**GIVEN RECORDS**
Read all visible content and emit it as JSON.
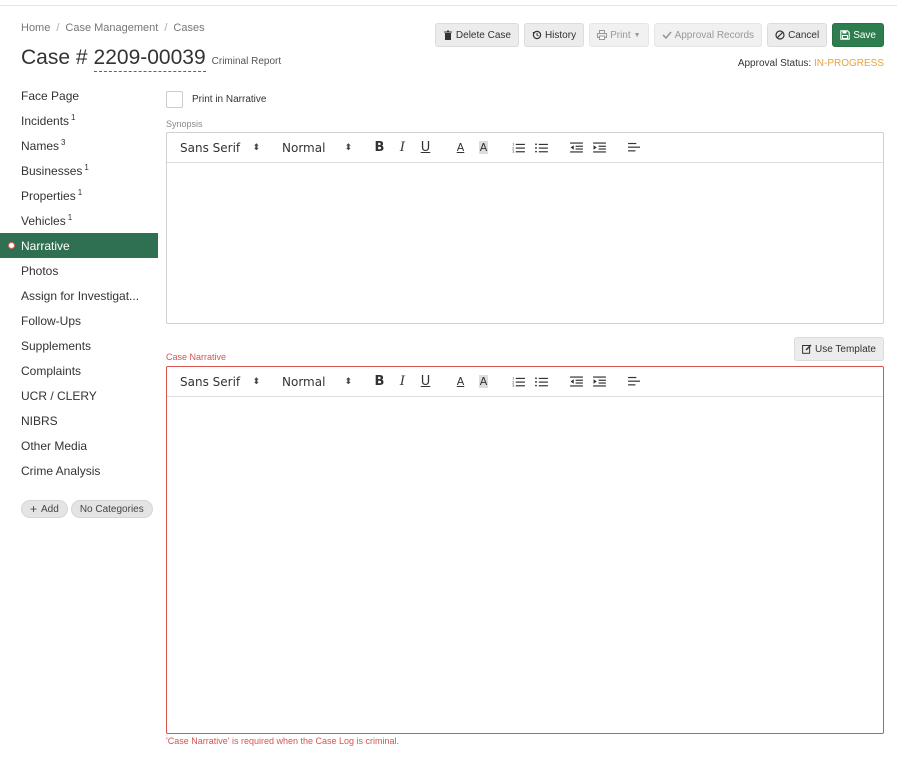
{
  "breadcrumb": [
    "Home",
    "Case Management",
    "Cases"
  ],
  "case": {
    "prefix": "Case #",
    "number": "2209-00039",
    "type": "Criminal Report"
  },
  "toolbar": {
    "delete": "Delete Case",
    "history": "History",
    "print": "Print",
    "approval_records": "Approval Records",
    "cancel": "Cancel",
    "save": "Save"
  },
  "approval": {
    "label": "Approval Status: ",
    "status": "IN-PROGRESS",
    "status_color": "#e8a33d"
  },
  "sidebar": {
    "items": [
      {
        "label": "Face Page",
        "count": ""
      },
      {
        "label": "Incidents",
        "count": "1"
      },
      {
        "label": "Names",
        "count": "3"
      },
      {
        "label": "Businesses",
        "count": "1"
      },
      {
        "label": "Properties",
        "count": "1"
      },
      {
        "label": "Vehicles",
        "count": "1"
      },
      {
        "label": "Narrative",
        "count": ""
      },
      {
        "label": "Photos",
        "count": ""
      },
      {
        "label": "Assign for Investigat...",
        "count": ""
      },
      {
        "label": "Follow-Ups",
        "count": ""
      },
      {
        "label": "Supplements",
        "count": ""
      },
      {
        "label": "Complaints",
        "count": ""
      },
      {
        "label": "UCR / CLERY",
        "count": ""
      },
      {
        "label": "NIBRS",
        "count": ""
      },
      {
        "label": "Other Media",
        "count": ""
      },
      {
        "label": "Crime Analysis",
        "count": ""
      }
    ],
    "add_label": "Add",
    "categories_label": "No Categories"
  },
  "narrative": {
    "print_in_narrative": "Print in Narrative",
    "synopsis_label": "Synopsis",
    "case_narrative_label": "Case Narrative",
    "use_template": "Use Template",
    "error": "'Case Narrative' is required when the Case Log is criminal."
  },
  "editor": {
    "font": "Sans Serif",
    "size": "Normal"
  },
  "colors": {
    "brand": "#2e7051",
    "save": "#2e7d4f",
    "error": "#d9534f"
  }
}
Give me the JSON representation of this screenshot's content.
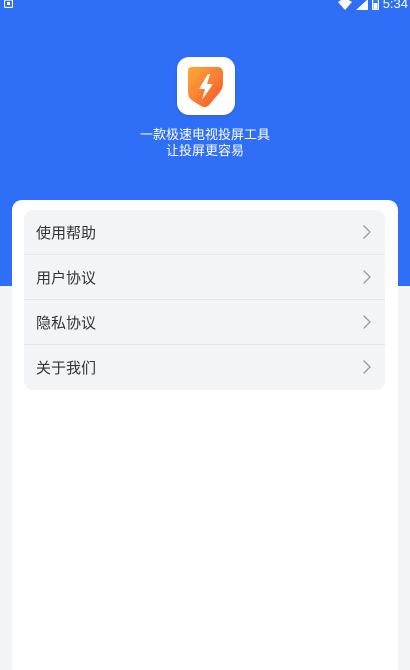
{
  "colors": {
    "header_blue": "#2f6ef6",
    "page_bg": "#f3f4f6",
    "logo_orange": "#f86a2a",
    "logo_orange_light": "#fdaa3a"
  },
  "status_bar": {
    "time": "5:34",
    "icons": [
      "notification-icon",
      "wifi-icon",
      "signal-icon",
      "battery-icon"
    ]
  },
  "header": {
    "logo": "lightning-bolt-icon",
    "tagline_line1": "一款极速电视投屏工具",
    "tagline_line2": "让投屏更容易"
  },
  "menu": {
    "items": [
      {
        "label": "使用帮助",
        "icon": "chevron-right-icon"
      },
      {
        "label": "用户协议",
        "icon": "chevron-right-icon"
      },
      {
        "label": "隐私协议",
        "icon": "chevron-right-icon"
      },
      {
        "label": "关于我们",
        "icon": "chevron-right-icon"
      }
    ]
  }
}
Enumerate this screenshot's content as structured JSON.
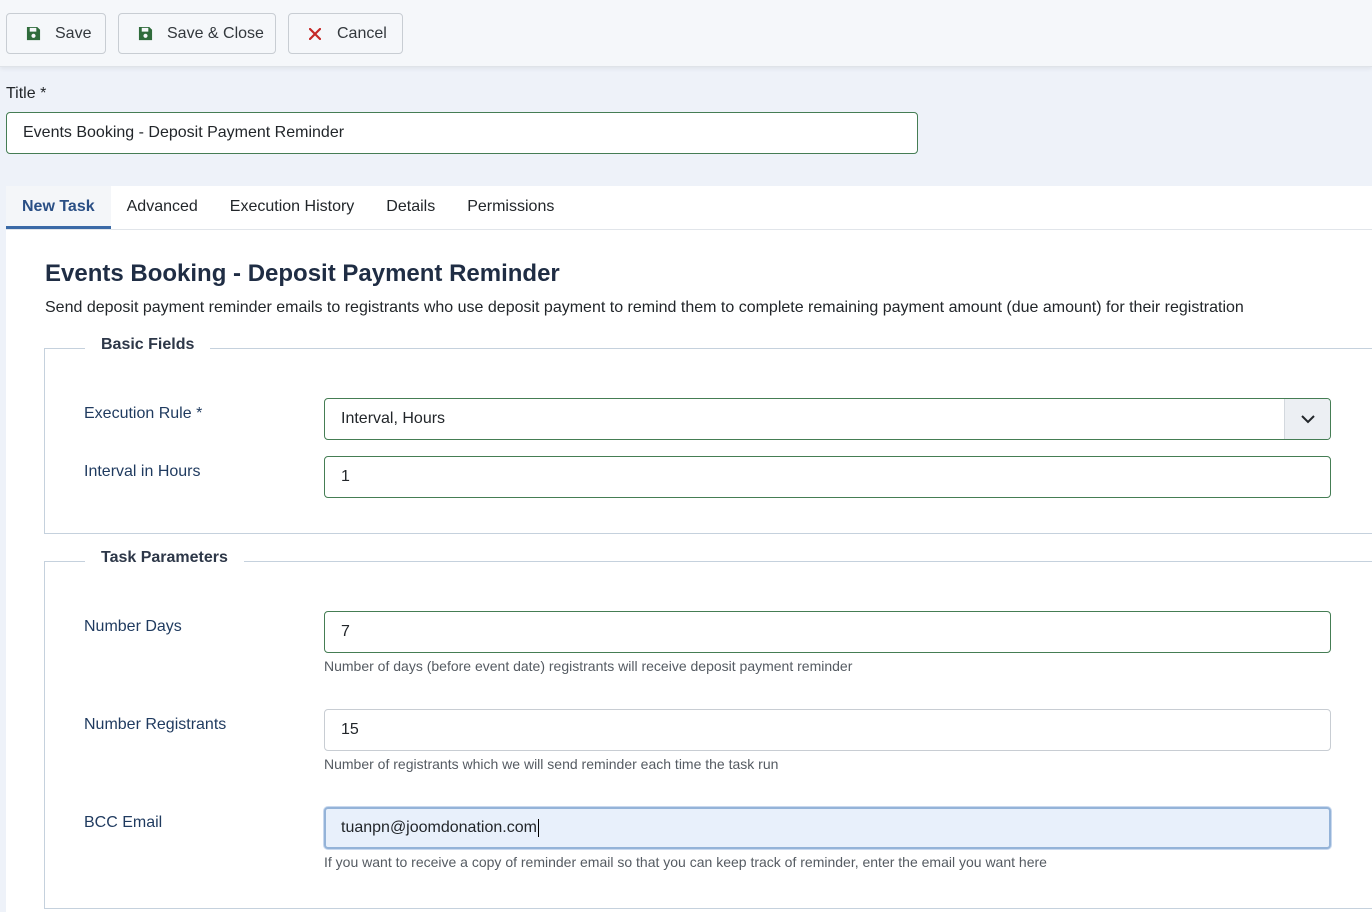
{
  "toolbar": {
    "save_label": "Save",
    "save_close_label": "Save & Close",
    "cancel_label": "Cancel",
    "save_color": "#2f6b3b",
    "cancel_color": "#c52827"
  },
  "title_field": {
    "label": "Title *",
    "value": "Events Booking - Deposit Payment Reminder"
  },
  "tabs": [
    {
      "label": "New Task",
      "active": true
    },
    {
      "label": "Advanced",
      "active": false
    },
    {
      "label": "Execution History",
      "active": false
    },
    {
      "label": "Details",
      "active": false
    },
    {
      "label": "Permissions",
      "active": false
    }
  ],
  "task": {
    "title": "Events Booking - Deposit Payment Reminder",
    "description": "Send deposit payment reminder emails to registrants who use deposit payment to remind them to complete remaining payment amount (due amount) for their registration"
  },
  "basic_fields": {
    "legend": "Basic Fields",
    "execution_rule": {
      "label": "Execution Rule *",
      "value": "Interval, Hours"
    },
    "interval_hours": {
      "label": "Interval in Hours",
      "value": "1"
    }
  },
  "task_parameters": {
    "legend": "Task Parameters",
    "number_days": {
      "label": "Number Days",
      "value": "7",
      "help": "Number of days (before event date) registrants will receive deposit payment reminder"
    },
    "number_registrants": {
      "label": "Number Registrants",
      "value": "15",
      "help": "Number of registrants which we will send reminder each time the task run"
    },
    "bcc_email": {
      "label": "BCC Email",
      "value": "tuanpn@joomdonation.com",
      "help": "If you want to receive a copy of reminder email so that you can keep track of reminder, enter the email you want here"
    }
  }
}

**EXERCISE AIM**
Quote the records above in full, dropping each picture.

**OUTPUT OF THE EXERCISE**
Read all visible content and emit it as JSON.
{
  "breadcrumb": [
    "Home",
    "Case Management",
    "Cases"
  ],
  "case": {
    "prefix": "Case #",
    "number": "2209-00039",
    "type": "Criminal Report"
  },
  "toolbar": {
    "delete": "Delete Case",
    "history": "History",
    "print": "Print",
    "approval_records": "Approval Records",
    "cancel": "Cancel",
    "save": "Save"
  },
  "approval": {
    "label": "Approval Status: ",
    "status": "IN-PROGRESS",
    "status_color": "#e8a33d"
  },
  "sidebar": {
    "items": [
      {
        "label": "Face Page",
        "count": ""
      },
      {
        "label": "Incidents",
        "count": "1"
      },
      {
        "label": "Names",
        "count": "3"
      },
      {
        "label": "Businesses",
        "count": "1"
      },
      {
        "label": "Properties",
        "count": "1"
      },
      {
        "label": "Vehicles",
        "count": "1"
      },
      {
        "label": "Narrative",
        "count": ""
      },
      {
        "label": "Photos",
        "count": ""
      },
      {
        "label": "Assign for Investigat...",
        "count": ""
      },
      {
        "label": "Follow-Ups",
        "count": ""
      },
      {
        "label": "Supplements",
        "count": ""
      },
      {
        "label": "Complaints",
        "count": ""
      },
      {
        "label": "UCR / CLERY",
        "count": ""
      },
      {
        "label": "NIBRS",
        "count": ""
      },
      {
        "label": "Other Media",
        "count": ""
      },
      {
        "label": "Crime Analysis",
        "count": ""
      }
    ],
    "add_label": "Add",
    "categories_label": "No Categories"
  },
  "narrative": {
    "print_in_narrative": "Print in Narrative",
    "synopsis_label": "Synopsis",
    "case_narrative_label": "Case Narrative",
    "use_template": "Use Template",
    "error": "'Case Narrative' is required when the Case Log is criminal."
  },
  "editor": {
    "font": "Sans Serif",
    "size": "Normal"
  },
  "colors": {
    "brand": "#2e7051",
    "save": "#2e7d4f",
    "error": "#d9534f"
  }
}
Give me the JSON representation of this screenshot's content.
{
  "colors": {
    "header_blue": "#2f6ef6",
    "page_bg": "#f3f4f6",
    "logo_orange": "#f86a2a",
    "logo_orange_light": "#fdaa3a"
  },
  "status_bar": {
    "time": "5:34",
    "icons": [
      "notification-icon",
      "wifi-icon",
      "signal-icon",
      "battery-icon"
    ]
  },
  "header": {
    "logo": "lightning-bolt-icon",
    "tagline_line1": "一款极速电视投屏工具",
    "tagline_line2": "让投屏更容易"
  },
  "menu": {
    "items": [
      {
        "label": "使用帮助",
        "icon": "chevron-right-icon"
      },
      {
        "label": "用户协议",
        "icon": "chevron-right-icon"
      },
      {
        "label": "隐私协议",
        "icon": "chevron-right-icon"
      },
      {
        "label": "关于我们",
        "icon": "chevron-right-icon"
      }
    ]
  }
}
Enumerate this screenshot's content as structured JSON.
{
  "toolbar": {
    "save_label": "Save",
    "save_close_label": "Save & Close",
    "cancel_label": "Cancel",
    "save_color": "#2f6b3b",
    "cancel_color": "#c52827"
  },
  "title_field": {
    "label": "Title *",
    "value": "Events Booking - Deposit Payment Reminder"
  },
  "tabs": [
    {
      "label": "New Task",
      "active": true
    },
    {
      "label": "Advanced",
      "active": false
    },
    {
      "label": "Execution History",
      "active": false
    },
    {
      "label": "Details",
      "active": false
    },
    {
      "label": "Permissions",
      "active": false
    }
  ],
  "task": {
    "title": "Events Booking - Deposit Payment Reminder",
    "description": "Send deposit payment reminder emails to registrants who use deposit payment to remind them to complete remaining payment amount (due amount) for their registration"
  },
  "basic_fields": {
    "legend": "Basic Fields",
    "execution_rule": {
      "label": "Execution Rule *",
      "value": "Interval, Hours"
    },
    "interval_hours": {
      "label": "Interval in Hours",
      "value": "1"
    }
  },
  "task_parameters": {
    "legend": "Task Parameters",
    "number_days": {
      "label": "Number Days",
      "value": "7",
      "help": "Number of days (before event date) registrants will receive deposit payment reminder"
    },
    "number_registrants": {
      "label": "Number Registrants",
      "value": "15",
      "help": "Number of registrants which we will send reminder each time the task run"
    },
    "bcc_email": {
      "label": "BCC Email",
      "value": "tuanpn@joomdonation.com",
      "help": "If you want to receive a copy of reminder email so that you can keep track of reminder, enter the email you want here"
    }
  }
}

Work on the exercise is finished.